I received my first cell phone in the 6th grade. It was a small flip phone with a low megapixel camera that I could use only on weekends and after school. It kept me from using it during school hours, which in return made me focus on what is most important, my education. I had a distinct line drawn between my social and educational life which benefitted me more during my high school career.
Maybe this is a little young compared to others, but what about children in today’s day and age? My little sisters were both recently gifted a brand new iPhone 5; they are 11 and 10 years old.
Personally, I think 10 years old is a little young to own a smartphone, especially the newest on on the market. I understand the appeal, but I never even needed a phone at that age. Sure, I loved it, but I didn’t really NEED one until I was in 8th, maybe 9th grade, because that is when I may have used a phone to call my mom if I was in danger or to talk to my friends about the weekend. I was more mature and knew the responsibility it would take to have a phone.
I think what makes this issue even worse is the fact that parents of these young kids are allowing them to make accounts on social networking sites and some parents are oblivious to the fact that it is even happening. My little sisters both located me on Instagram and started following me. To be honest, I am unsure if I like them seeing everything I post, not that it is anything bad, but I have my own life as a teenager that they do not fully understand yet. Additionally, at that age, they are unaware of what they might stumble across while scrolling through the never ending feed of pictures.
Someone has already made a fake account with my youngest sister’s picture and name on it. She “follows” a multitude of people she does not even know and they follow her back. She is letting complete strangers look at her personal photos and now a random person has used this to make a fake account. My parents were unsure of what to do about the fake account, so for the meantime, they simply made her profile private so she can still enjoy her Instagram account and warned some of my sister’s friends about the dangers of social networking.
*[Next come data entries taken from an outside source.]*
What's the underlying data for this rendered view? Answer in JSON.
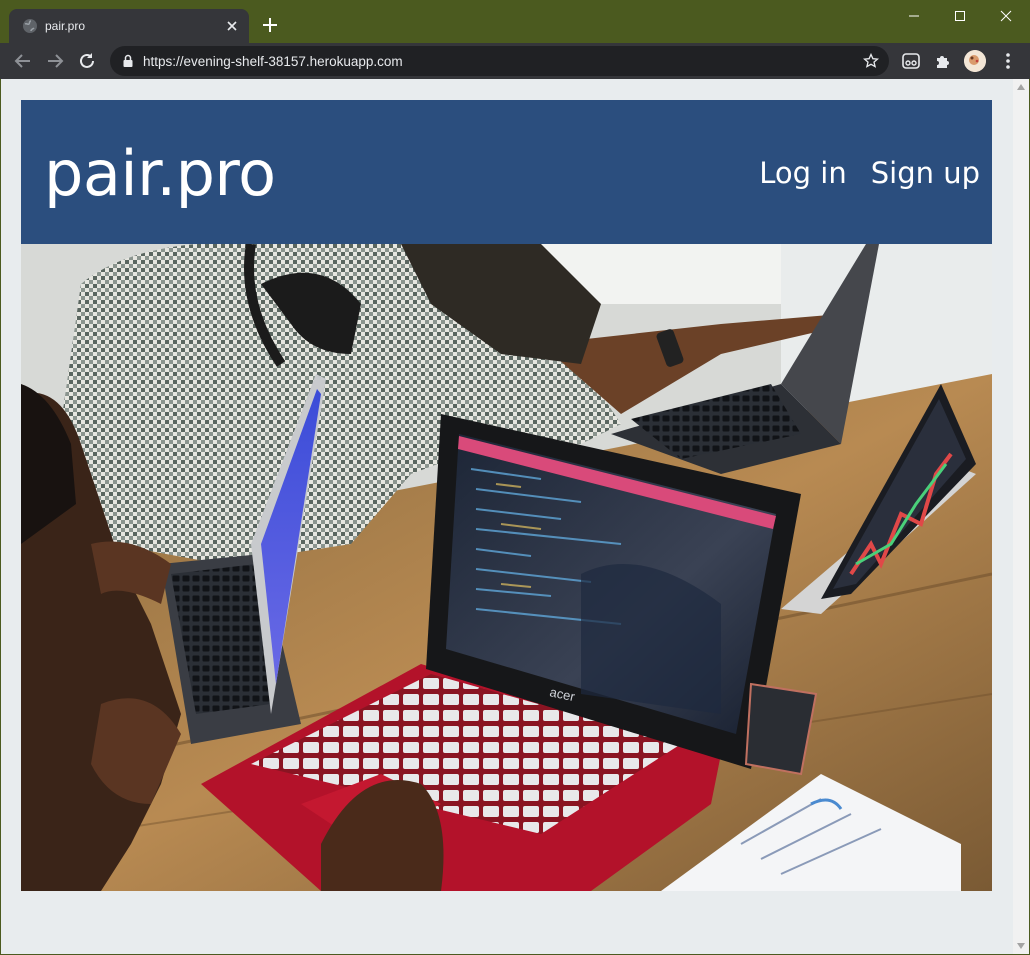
{
  "browser": {
    "tab_title": "pair.pro",
    "url": "https://evening-shelf-38157.herokuapp.com"
  },
  "site": {
    "brand": "pair.pro",
    "nav": {
      "login": "Log in",
      "signup": "Sign up"
    },
    "hero_alt": "Photo of people working together on laptops at a wooden table",
    "hero_laptop_brand": "acer"
  },
  "colors": {
    "header_bg": "#2b4e7e",
    "page_bg": "#e8ecee",
    "window_frame": "#4b5a1f",
    "chrome_toolbar": "#35363a",
    "laptop_red": "#b3122a"
  },
  "icons": [
    "globe-icon",
    "close-icon",
    "plus-icon",
    "minimize-icon",
    "maximize-icon",
    "window-close-icon",
    "back-arrow-icon",
    "forward-arrow-icon",
    "reload-icon",
    "lock-icon",
    "star-icon",
    "extension-icon",
    "puzzle-icon",
    "profile-avatar",
    "more-vert-icon"
  ]
}
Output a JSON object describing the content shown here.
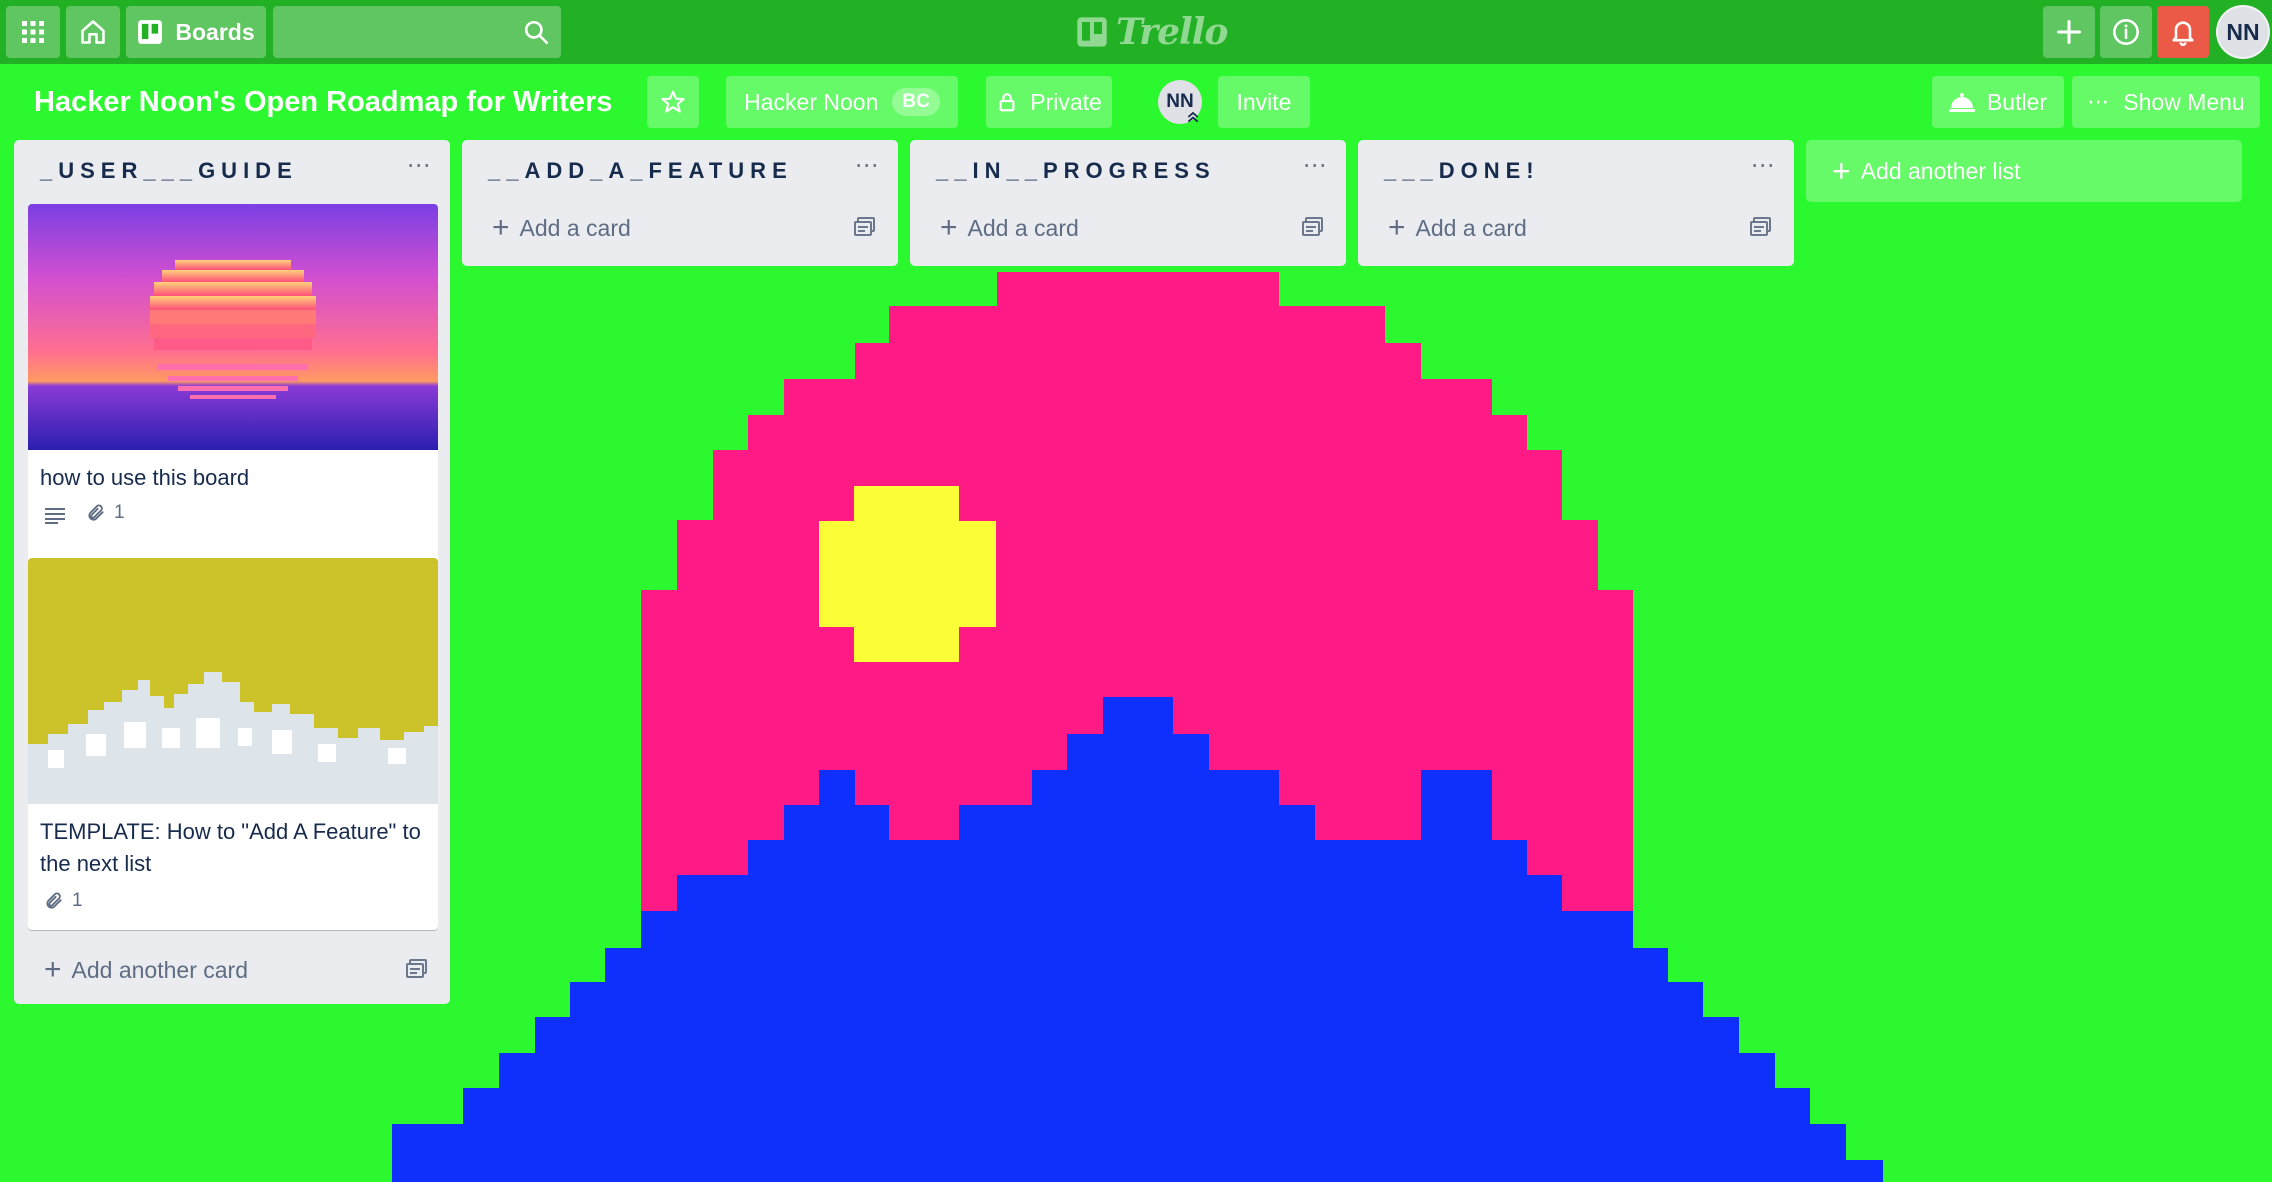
{
  "app": {
    "logo_text": "Trello",
    "boards_label": "Boards",
    "search_placeholder": "",
    "user_initials": "NN"
  },
  "board": {
    "title": "Hacker Noon's Open Roadmap for Writers",
    "team_name": "Hacker Noon",
    "team_badge": "BC",
    "visibility": "Private",
    "member_initials": "NN",
    "invite_label": "Invite",
    "butler_label": "Butler",
    "show_menu_label": "Show Menu",
    "menu_dots": "⋯"
  },
  "lists": [
    {
      "title": "_USER___GUIDE",
      "menu": "⋯",
      "cards": [
        {
          "title": "how to use this board",
          "has_description": true,
          "attachments": "1",
          "cover": "sunset"
        },
        {
          "title": "TEMPLATE: How to \"Add A Feature\" to the next list",
          "has_description": false,
          "attachments": "1",
          "cover": "mountains"
        }
      ],
      "add_label": "Add another card"
    },
    {
      "title": "__ADD_A_FEATURE",
      "menu": "⋯",
      "cards": [],
      "add_label": "Add a card"
    },
    {
      "title": "__IN__PROGRESS",
      "menu": "⋯",
      "cards": [],
      "add_label": "Add a card"
    },
    {
      "title": "___DONE!",
      "menu": "⋯",
      "cards": [],
      "add_label": "Add a card"
    }
  ],
  "add_list_label": "Add another list",
  "colors": {
    "board_bg": "#2cf82f",
    "art_pink": "#ff1a86",
    "art_blue": "#0f2ffd",
    "art_yellow": "#fbfe37",
    "notification_red": "#eb5a46"
  }
}
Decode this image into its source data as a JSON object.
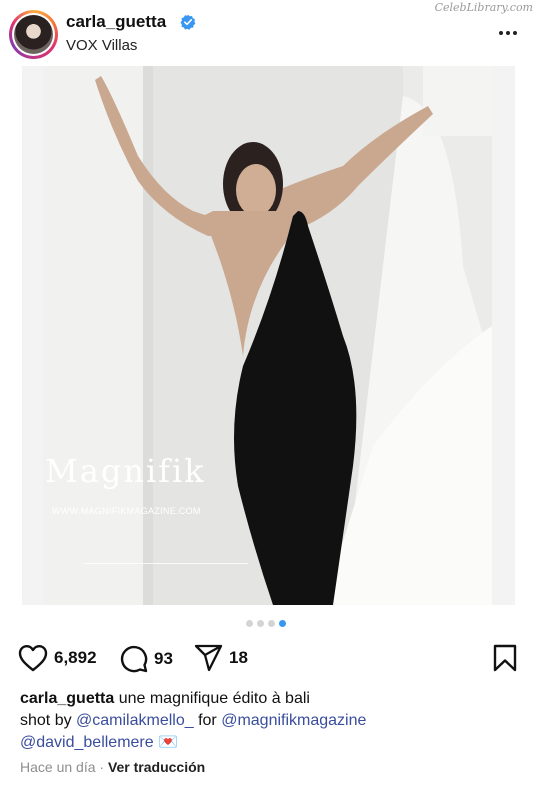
{
  "watermark": "CelebLibrary.com",
  "post": {
    "username": "carla_guetta",
    "location": "VOX Villas",
    "verified": true
  },
  "media": {
    "overlay_brand": "Magnifik",
    "overlay_site": "WWW.MAGNIFIKMAGAZINE.COM",
    "carousel_count": 4,
    "carousel_active_index": 3
  },
  "actions": {
    "likes": "6,892",
    "comments": "93",
    "shares": "18"
  },
  "caption": {
    "author": "carla_guetta",
    "text_1": " une magnifique édito à bali",
    "text_2": "shot by ",
    "mention_1": "@camilakmello_",
    "text_3": " for ",
    "mention_2": "@magnifikmagazine",
    "mention_3": "@david_bellemere",
    "emoji": "💌"
  },
  "meta": {
    "time": "Hace un día",
    "separator": "·",
    "translate": "Ver traducción"
  },
  "colors": {
    "link": "#3a4e9d",
    "verified": "#3897f0",
    "active_dot": "#3897f0"
  }
}
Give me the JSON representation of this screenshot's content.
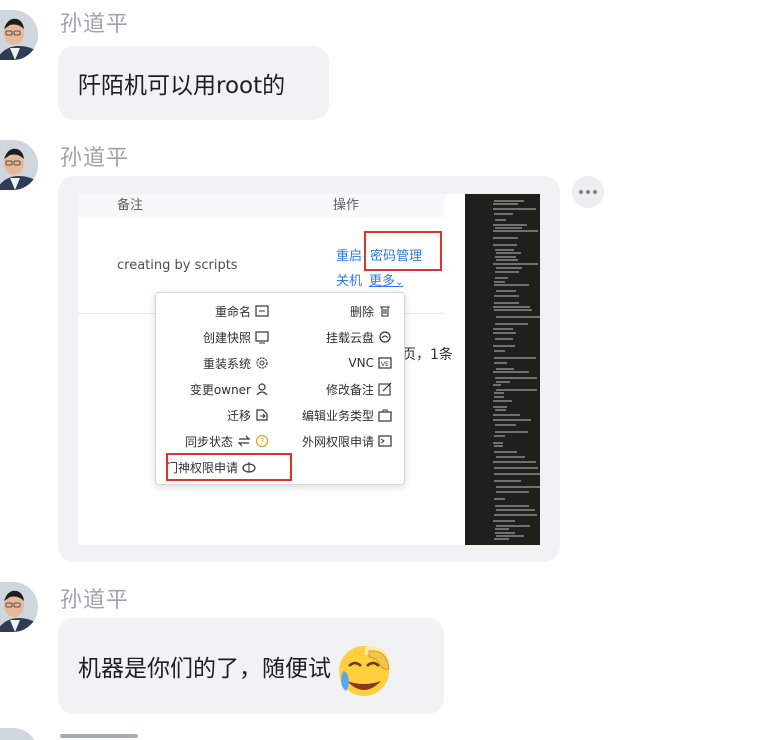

Even though times have changed since I was that age, I think there needs to be some limits established by parents and guardians of the children using these apps and websites. Parents need to take the time to be informed about Internet safety and possible identify fraud before allowing these young children to use high-tech phones. I know my phone came in handy for keeping me safe and allowing my parents to contact me when I was out of town or at a friend’s house, but only that.
I never had Facebook, Twitter, or Instagram in my early years; I had swing sets, ATVs, trees to climb, and dolls to play with. Parents, and even teenage siblings, should be aware of what the young people around them are doing on social networking sites. Its important to protect their pure minds and personal privacy. Some things just should not be posted where anyone can see them.